**ACTIVITY:** Pull every line with the word "this" out of the entries below.
──────────────────────────────
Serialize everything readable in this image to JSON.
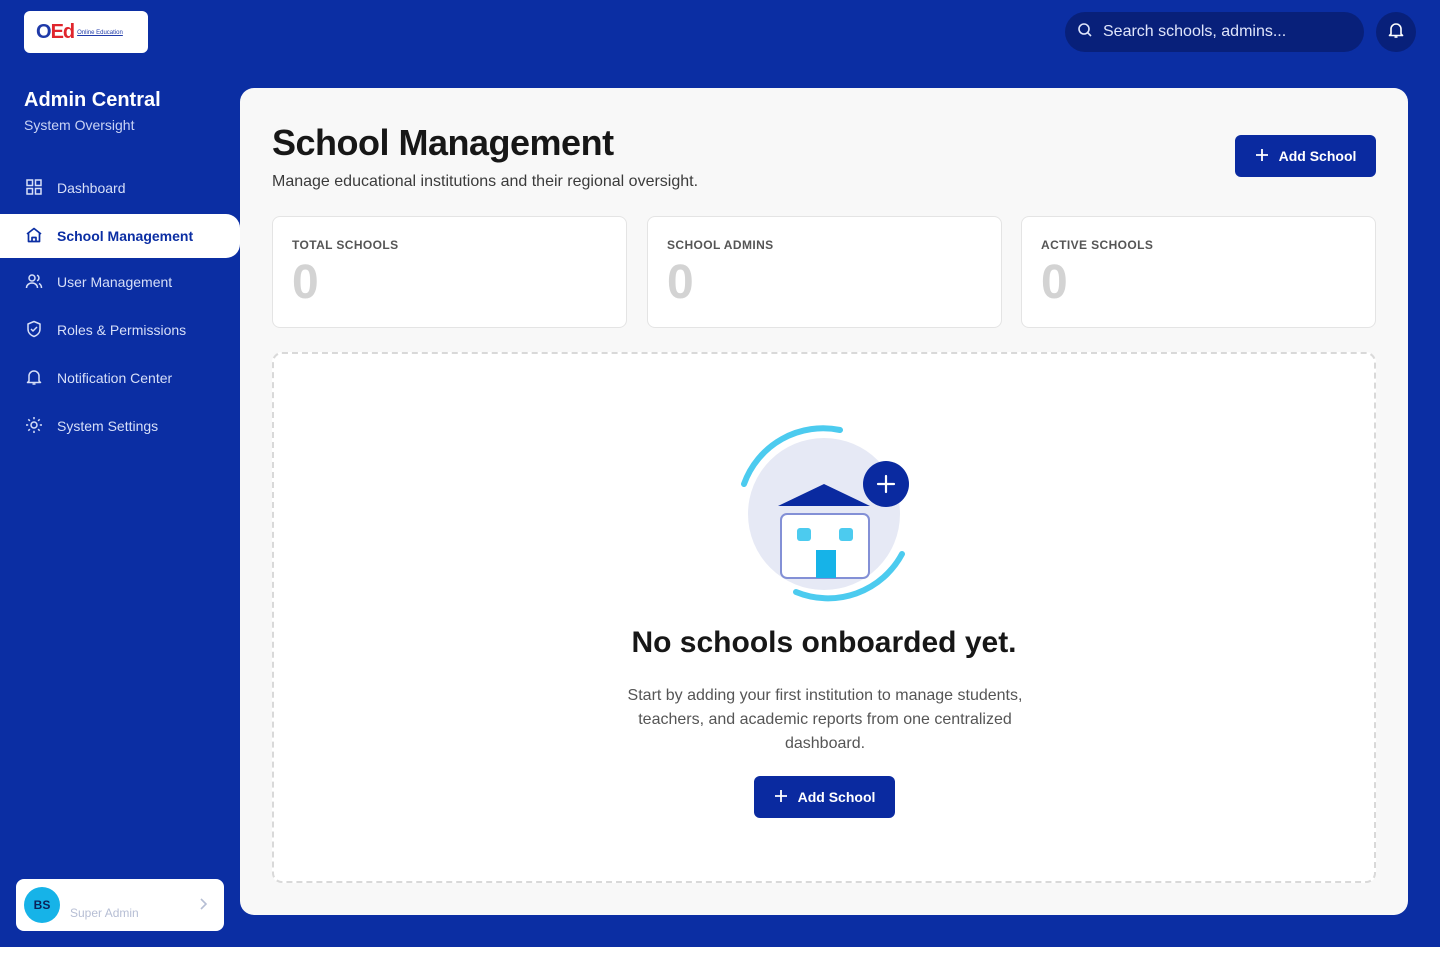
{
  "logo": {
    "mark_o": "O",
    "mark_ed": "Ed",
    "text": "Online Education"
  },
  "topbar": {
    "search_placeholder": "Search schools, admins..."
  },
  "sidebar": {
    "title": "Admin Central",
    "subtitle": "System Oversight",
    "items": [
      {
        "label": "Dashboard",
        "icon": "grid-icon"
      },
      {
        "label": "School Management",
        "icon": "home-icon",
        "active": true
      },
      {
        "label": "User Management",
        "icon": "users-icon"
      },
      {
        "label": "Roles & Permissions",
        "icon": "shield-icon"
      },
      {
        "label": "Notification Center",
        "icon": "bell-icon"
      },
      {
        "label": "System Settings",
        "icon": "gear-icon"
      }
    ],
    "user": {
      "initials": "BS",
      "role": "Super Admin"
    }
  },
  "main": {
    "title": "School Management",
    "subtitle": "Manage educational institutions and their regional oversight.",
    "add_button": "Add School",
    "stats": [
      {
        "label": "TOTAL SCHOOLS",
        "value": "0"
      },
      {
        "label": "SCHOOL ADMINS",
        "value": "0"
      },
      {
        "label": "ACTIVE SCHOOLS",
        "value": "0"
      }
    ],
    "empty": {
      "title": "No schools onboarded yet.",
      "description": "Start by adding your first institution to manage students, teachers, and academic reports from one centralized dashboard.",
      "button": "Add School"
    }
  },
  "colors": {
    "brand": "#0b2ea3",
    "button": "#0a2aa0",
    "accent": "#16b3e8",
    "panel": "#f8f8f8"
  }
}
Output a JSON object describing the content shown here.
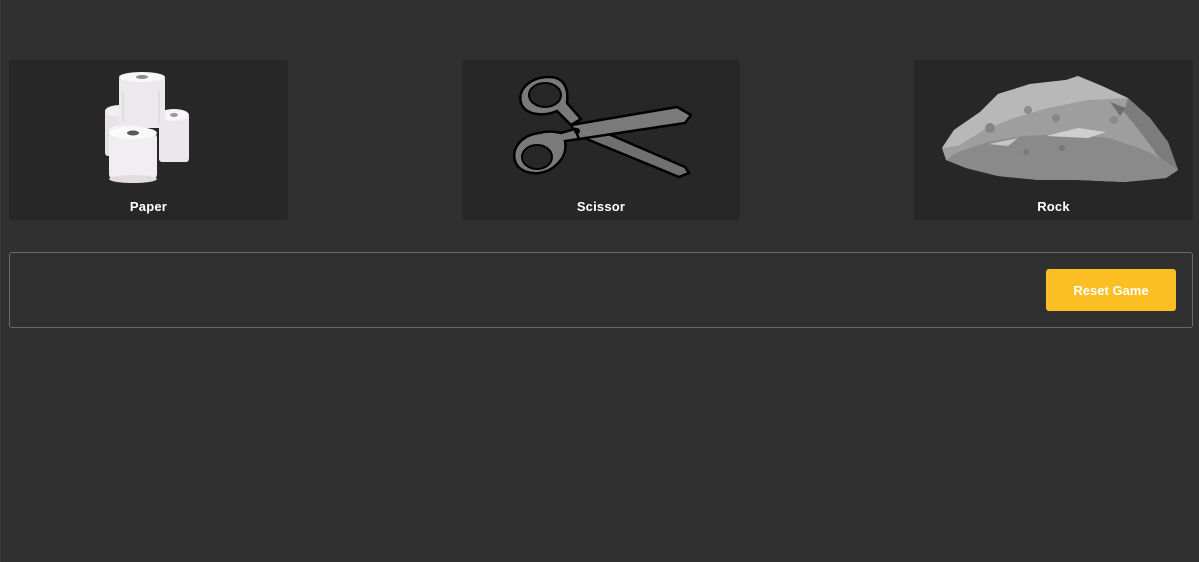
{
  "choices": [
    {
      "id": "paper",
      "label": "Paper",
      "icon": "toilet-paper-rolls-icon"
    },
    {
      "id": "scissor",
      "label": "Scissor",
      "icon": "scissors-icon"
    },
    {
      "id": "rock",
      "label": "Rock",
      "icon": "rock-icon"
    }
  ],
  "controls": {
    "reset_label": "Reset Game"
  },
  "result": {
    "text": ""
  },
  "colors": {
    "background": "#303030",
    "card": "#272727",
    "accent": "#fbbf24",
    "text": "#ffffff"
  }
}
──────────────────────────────
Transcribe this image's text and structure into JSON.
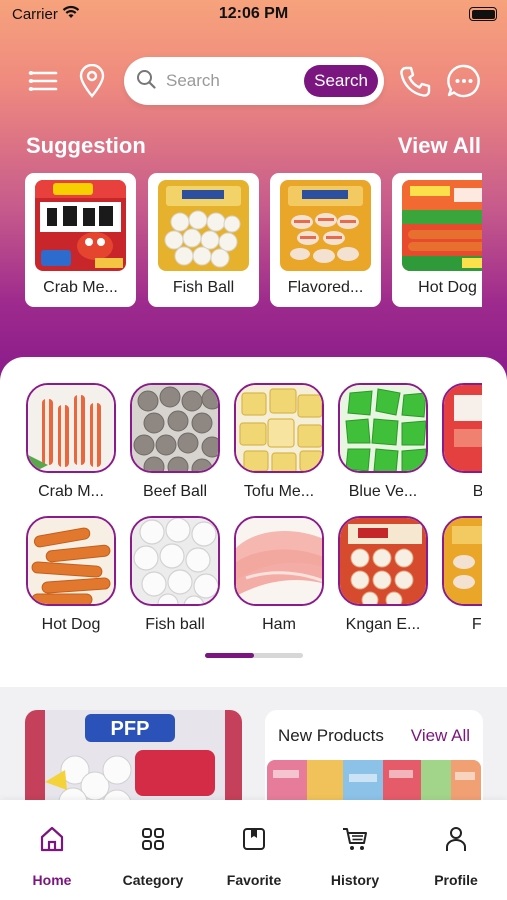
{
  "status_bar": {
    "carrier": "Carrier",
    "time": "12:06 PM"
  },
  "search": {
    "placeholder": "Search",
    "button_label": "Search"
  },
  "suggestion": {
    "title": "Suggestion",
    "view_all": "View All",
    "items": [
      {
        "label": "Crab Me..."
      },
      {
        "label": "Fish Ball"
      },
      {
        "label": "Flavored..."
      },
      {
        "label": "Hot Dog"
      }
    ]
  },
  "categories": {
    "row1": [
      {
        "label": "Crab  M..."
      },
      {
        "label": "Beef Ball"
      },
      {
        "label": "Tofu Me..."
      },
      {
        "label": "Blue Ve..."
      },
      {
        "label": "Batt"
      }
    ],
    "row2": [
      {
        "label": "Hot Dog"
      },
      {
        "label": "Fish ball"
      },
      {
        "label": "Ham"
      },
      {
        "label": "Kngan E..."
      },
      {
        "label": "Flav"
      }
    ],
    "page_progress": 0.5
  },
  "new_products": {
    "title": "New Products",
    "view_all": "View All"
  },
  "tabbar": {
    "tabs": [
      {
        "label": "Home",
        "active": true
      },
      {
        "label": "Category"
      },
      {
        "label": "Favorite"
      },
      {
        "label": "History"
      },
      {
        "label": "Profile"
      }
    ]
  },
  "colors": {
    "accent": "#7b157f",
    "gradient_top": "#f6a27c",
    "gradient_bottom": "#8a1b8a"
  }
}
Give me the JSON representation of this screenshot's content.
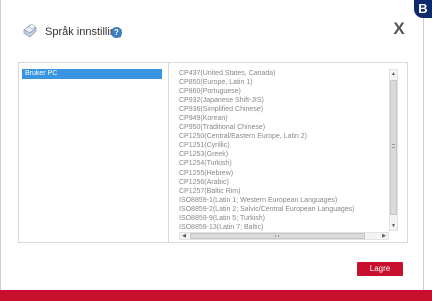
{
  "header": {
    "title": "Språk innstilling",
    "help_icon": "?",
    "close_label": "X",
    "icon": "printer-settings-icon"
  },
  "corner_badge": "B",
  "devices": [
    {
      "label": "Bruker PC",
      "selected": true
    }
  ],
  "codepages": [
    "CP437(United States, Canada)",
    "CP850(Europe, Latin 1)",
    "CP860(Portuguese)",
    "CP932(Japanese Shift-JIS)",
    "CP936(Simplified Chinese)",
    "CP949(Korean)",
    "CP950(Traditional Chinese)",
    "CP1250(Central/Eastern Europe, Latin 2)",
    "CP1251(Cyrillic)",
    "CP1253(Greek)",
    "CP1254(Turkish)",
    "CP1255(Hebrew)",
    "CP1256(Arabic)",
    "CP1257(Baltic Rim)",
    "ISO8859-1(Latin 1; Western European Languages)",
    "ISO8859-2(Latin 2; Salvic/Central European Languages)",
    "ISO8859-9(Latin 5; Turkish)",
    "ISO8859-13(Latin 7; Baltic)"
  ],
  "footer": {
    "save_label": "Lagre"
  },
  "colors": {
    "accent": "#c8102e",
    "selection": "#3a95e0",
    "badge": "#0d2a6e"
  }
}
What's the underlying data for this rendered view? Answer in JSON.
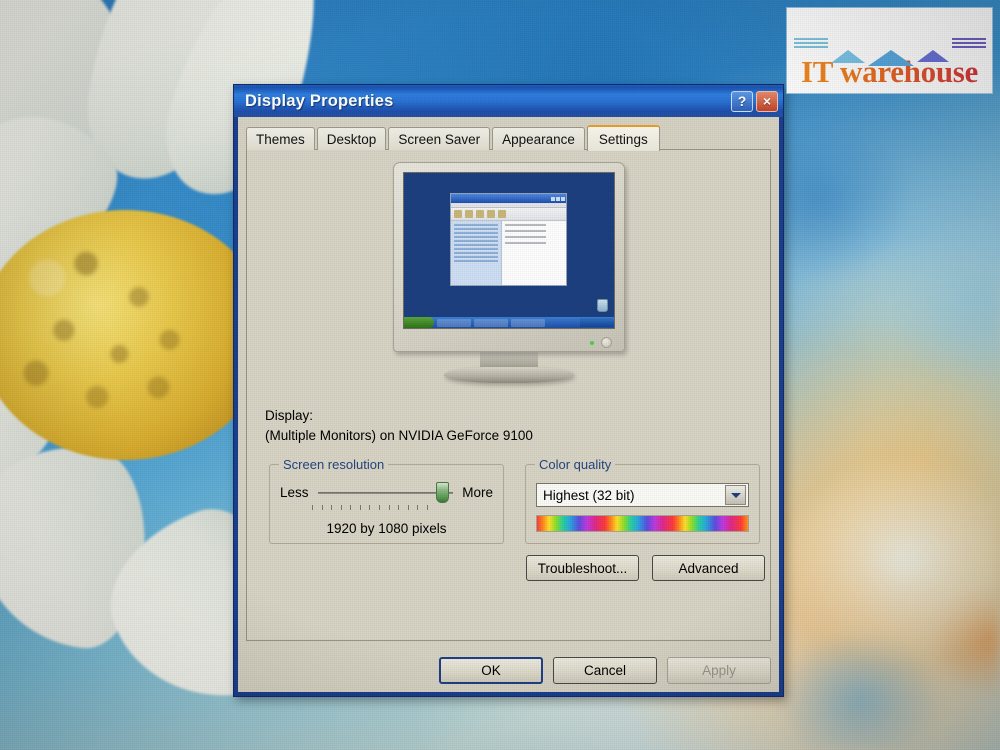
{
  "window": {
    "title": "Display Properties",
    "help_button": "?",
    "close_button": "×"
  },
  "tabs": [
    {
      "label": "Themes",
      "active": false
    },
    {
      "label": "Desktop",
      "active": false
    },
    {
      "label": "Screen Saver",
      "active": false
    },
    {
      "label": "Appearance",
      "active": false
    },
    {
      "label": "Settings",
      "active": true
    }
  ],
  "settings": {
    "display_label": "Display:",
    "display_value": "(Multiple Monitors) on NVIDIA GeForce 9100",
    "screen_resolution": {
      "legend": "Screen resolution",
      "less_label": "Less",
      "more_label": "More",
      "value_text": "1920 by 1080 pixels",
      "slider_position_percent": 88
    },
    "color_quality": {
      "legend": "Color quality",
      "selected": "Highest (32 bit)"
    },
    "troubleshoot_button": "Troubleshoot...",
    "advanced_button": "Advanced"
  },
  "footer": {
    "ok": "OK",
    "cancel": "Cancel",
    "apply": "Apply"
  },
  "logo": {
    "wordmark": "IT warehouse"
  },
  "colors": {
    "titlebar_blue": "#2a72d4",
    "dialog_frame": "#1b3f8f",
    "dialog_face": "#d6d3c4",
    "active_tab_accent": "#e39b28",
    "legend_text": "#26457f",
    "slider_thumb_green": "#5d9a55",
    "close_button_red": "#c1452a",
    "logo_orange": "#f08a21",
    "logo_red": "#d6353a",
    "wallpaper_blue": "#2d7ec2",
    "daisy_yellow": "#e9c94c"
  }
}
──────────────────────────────
**SOLUTION:**
Serialize everything readable in this image to JSON.
Transcribe this image's text and structure into JSON.
Give me the JSON representation of this screenshot's content.
What's the underlying data for this rendered view? Answer in JSON.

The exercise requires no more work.